Can I really make a bad wine taste better by sticking plastic wrap into my glass?

Ask Dr Vinny

Hello there! I'm Dr. Vinifera, but you can call me Vinny. Ask me your toughest wine questions, from the fine points of etiquette to the science of winemaking. And don't worry, I'm no wine snob—you can also ask me those "dumb questions" you're too embarrased to ask your wine geek friends! I hope you find my answers educational, empowering and even amusing. And don't forget to check out my most asked questions and my full archives for all my Q&A classics.

Dear Dr. Vinny,

Can putting plastic wrap in a wine fix a bad bottle?

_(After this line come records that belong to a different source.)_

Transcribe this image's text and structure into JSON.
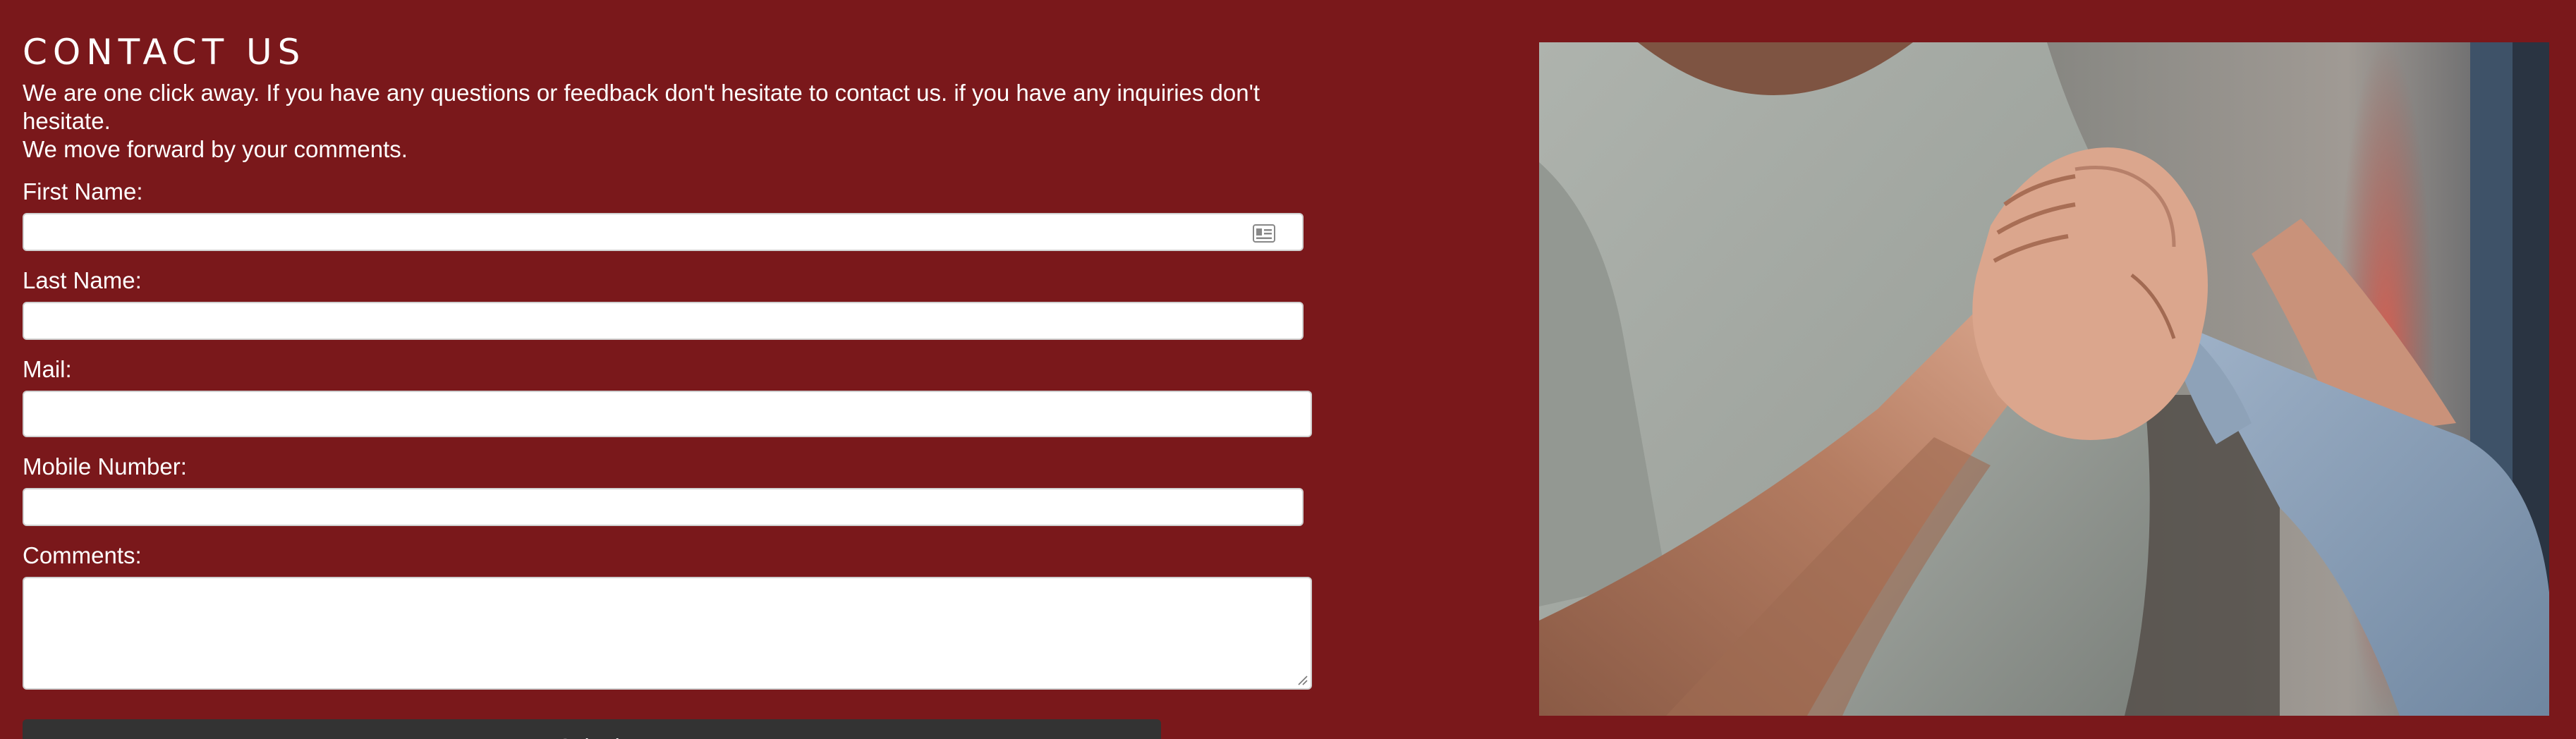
{
  "contact": {
    "title": "CONTACT US",
    "intro_line_1": "We are one click away. If you have any questions or feedback don't hesitate to contact us. if you have any inquiries don't hesitate.",
    "intro_line_2": "We move forward by your comments."
  },
  "form": {
    "first_name_label": "First Name:",
    "last_name_label": "Last Name:",
    "mail_label": "Mail:",
    "mobile_label": "Mobile Number:",
    "comments_label": "Comments:",
    "first_name_value": "",
    "last_name_value": "",
    "mail_value": "",
    "mobile_value": "",
    "comments_value": "",
    "submit_label": "Submit"
  },
  "icons": {
    "autofill": "contact-card-icon",
    "resize": "resize-grip-icon"
  },
  "colors": {
    "background": "#7a181b",
    "button": "#333333",
    "text": "#ffffff"
  }
}
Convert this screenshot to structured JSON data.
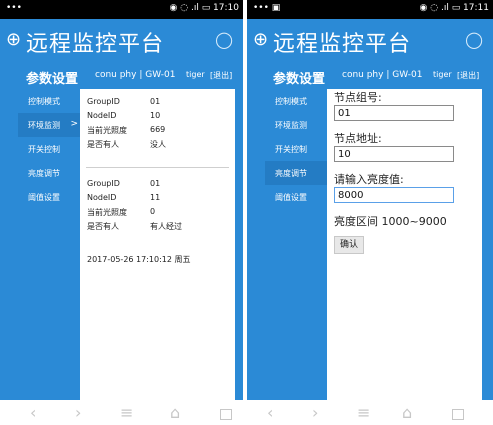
{
  "status_bar": {
    "left": "•••",
    "left_right_screen": "••• ▣",
    "right_left": "◉ ◌ .ıl ▭ 17:10",
    "right_right": "◉ ◌ .ıl ▭ 17:11"
  },
  "app": {
    "title": "远程监控平台",
    "icon": "globe-icon",
    "refresh_icon": "refresh-icon"
  },
  "header": {
    "title": "参数设置",
    "device": "conu phy | GW-01",
    "user": "tiger",
    "logout": "[退出]"
  },
  "screen1": {
    "sidebar": [
      {
        "label": "控制模式",
        "active": false
      },
      {
        "label": "环境监测",
        "active": true
      },
      {
        "label": "开关控制",
        "active": false
      },
      {
        "label": "亮度调节",
        "active": false
      },
      {
        "label": "阈值设置",
        "active": false
      }
    ],
    "active_arrow": ">",
    "node_blocks": [
      {
        "rows": [
          {
            "label": "GroupID",
            "value": "01"
          },
          {
            "label": "NodeID",
            "value": "10"
          },
          {
            "label": "当前光照度",
            "value": "669"
          },
          {
            "label": "是否有人",
            "value": "没人"
          }
        ]
      },
      {
        "rows": [
          {
            "label": "GroupID",
            "value": "01"
          },
          {
            "label": "NodeID",
            "value": "11"
          },
          {
            "label": "当前光照度",
            "value": "0"
          },
          {
            "label": "是否有人",
            "value": "有人经过"
          }
        ]
      }
    ],
    "timestamp": "2017-05-26 17:10:12 周五"
  },
  "screen2": {
    "sidebar": [
      {
        "label": "控制模式",
        "active": false
      },
      {
        "label": "环境监测",
        "active": false
      },
      {
        "label": "开关控制",
        "active": false
      },
      {
        "label": "亮度调节",
        "active": true
      },
      {
        "label": "阈值设置",
        "active": false
      }
    ],
    "form": {
      "group_label": "节点组号:",
      "group_value": "01",
      "address_label": "节点地址:",
      "address_value": "10",
      "brightness_label": "请输入亮度值:",
      "brightness_value": "8000",
      "range_note": "亮度区间 1000~9000",
      "confirm_label": "确认"
    }
  },
  "nav": {
    "back": "‹",
    "forward": "›",
    "menu": "≡",
    "home": "⌂",
    "recent": "recent-icon"
  },
  "colors": {
    "primary": "#2b8ad6",
    "active_item": "#247cc4",
    "status_bar": "#000000"
  }
}
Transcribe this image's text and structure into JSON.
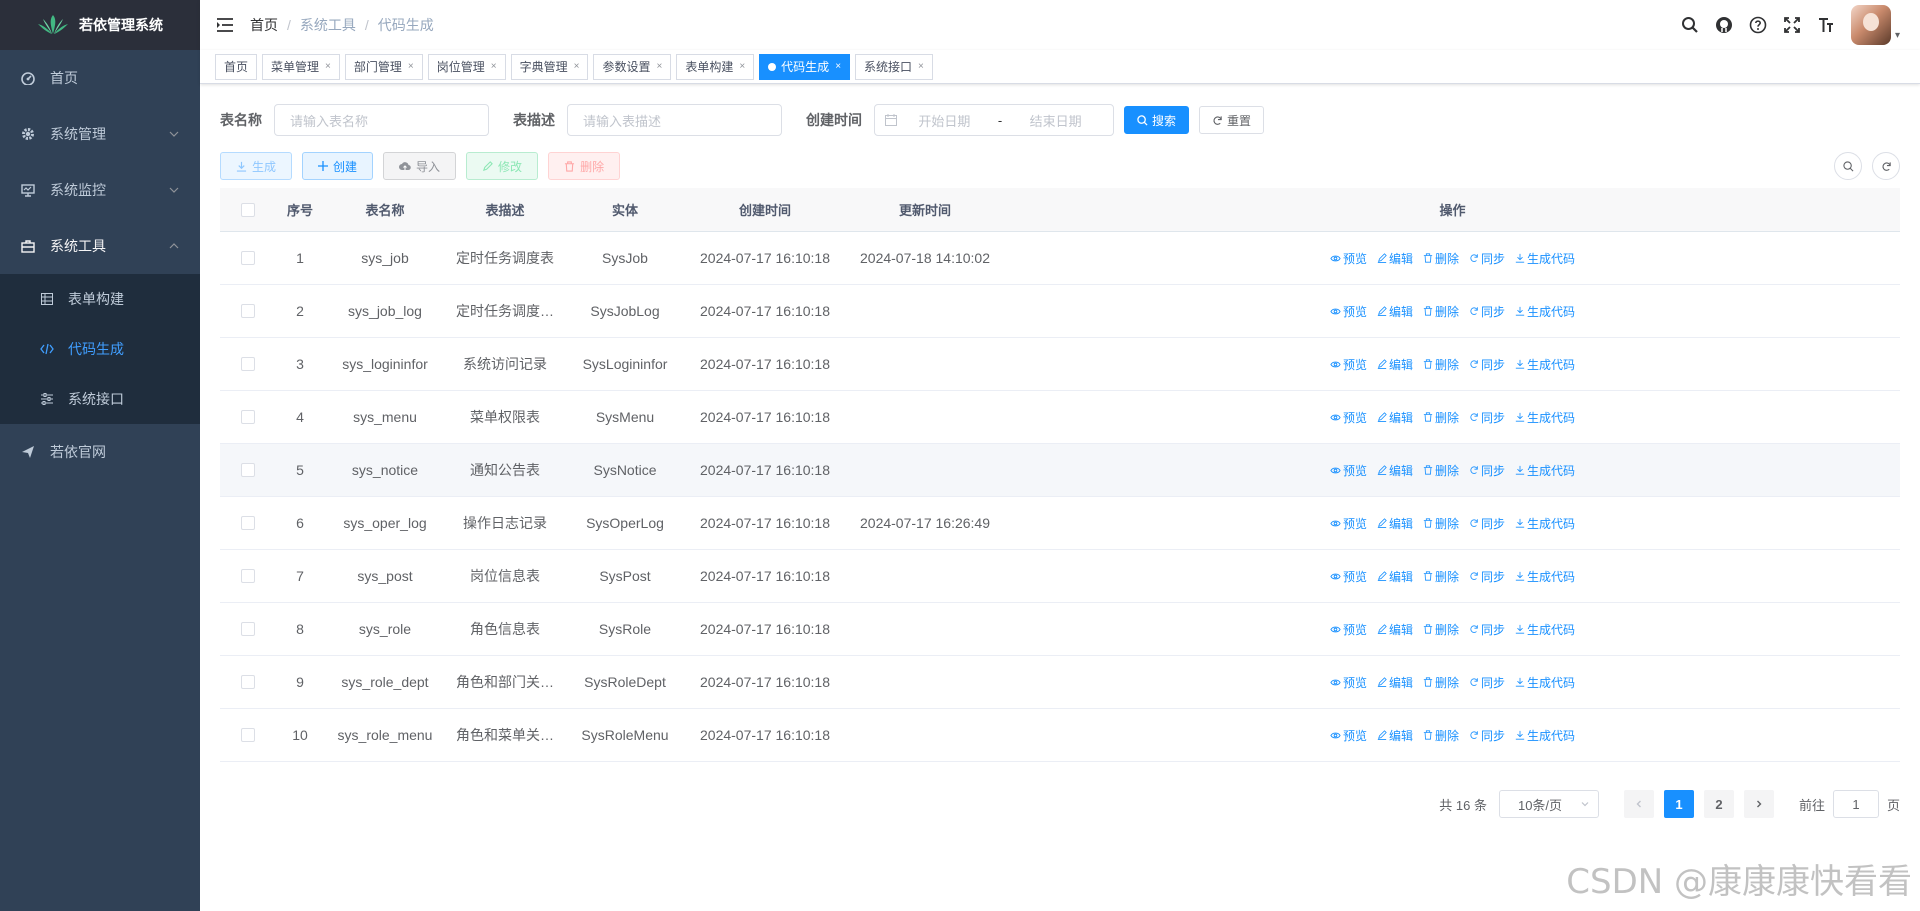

I’ve heard that it might make a wine taste better.

—D.N., New York

Dear D.N.,

Some people have found some success in using plastic wrap to mitigate “corky” wines. When someone describes a wine as “corky” or “corked,” it means that the wine is suffering from a musty, wet-cement-smelling chemical compound known as 2,4,6-trichloroanisole, or TCA for short. It’s not harmful to drink, but it is unpleasant. TCA can be linked to corks because the compound forms from a particular interaction of phenols, and phenols are found in corks, but TCA can also originate in other places, like cardboard cases, wooden barrels or pallets.

I’m not sure who was first to try this out, but a few years ago, wine lovers started talking about treating a “corky” bottle of wine by sticking some plastic wrap in it. The thinking was that the TCA would adhere, or “cling,” to the cling wrap. My colleague Harvey Steiman did a series of experiments with this theory, and members of WineSpectator.com can see his results.

What Harvey’s results showed—and what my own experiments have echoed—is that sometimes you can get small improvements from the plastic wrap, but only to a point. Either the plastic wrap doesn’t completely remove the TCA notes, or it appears to strip out the wine’s good flavors, or in some scenarios, even imparts a plastic-wrap flavor into the wine. You really are better off just opening a different bottle of wine.

If you’re going to start experimenting with this, pay attention to your plastic wrap’s ingredients. Most plastic wraps are made from LDPE, or low-density polyethylene, but some are made from polyvinyl chloride (PVC). Most folks seem to agree that PVC plastic wraps work better in this scenario.

—Dr. Vinny

Wine Flaws TCA Ask Dr. Vinny

More In Dr. Vinny

Is it true that you can clean a red wine stain with white wine? What's the best way to clean a wine stain?

Wine Spectator's expert Dr. Vinny offers some tried and true methods and advice for …

Jun 17, 2019

How long will an unopened bottle of Champagne stay good?

Wine Spectator's expert Dr. Vinny explains how sparkling wine ages.

Jun 14, 2019

Are sulfites added to wines for shipping?

Wine Spectator's expert Dr. Vinny explains where sulfites come from, and why wines often …

Jun 12, 2019

When is the best time to drink Port?

Wine Spectator's expert Dr. Vinny explains which types of Ports are best served after a …

Jun 10, 2019

Is a 93-point wine from a good vintage the same quality as a 93-point wine from a poor vintage?

Wine Spectator's expert Dr. Vinny explains how vintage is and is not considered when rating …

Jun 7, 2019

What is a wine’s "style"?

Wine Spectator's expert Dr. Vinny explains the broad styles, or types, of wine, and what it …

Jun 5, 2019
WineRatings+

WineRatings+

Xvalues

Xvalues

Restaurant Search

Restaurant Search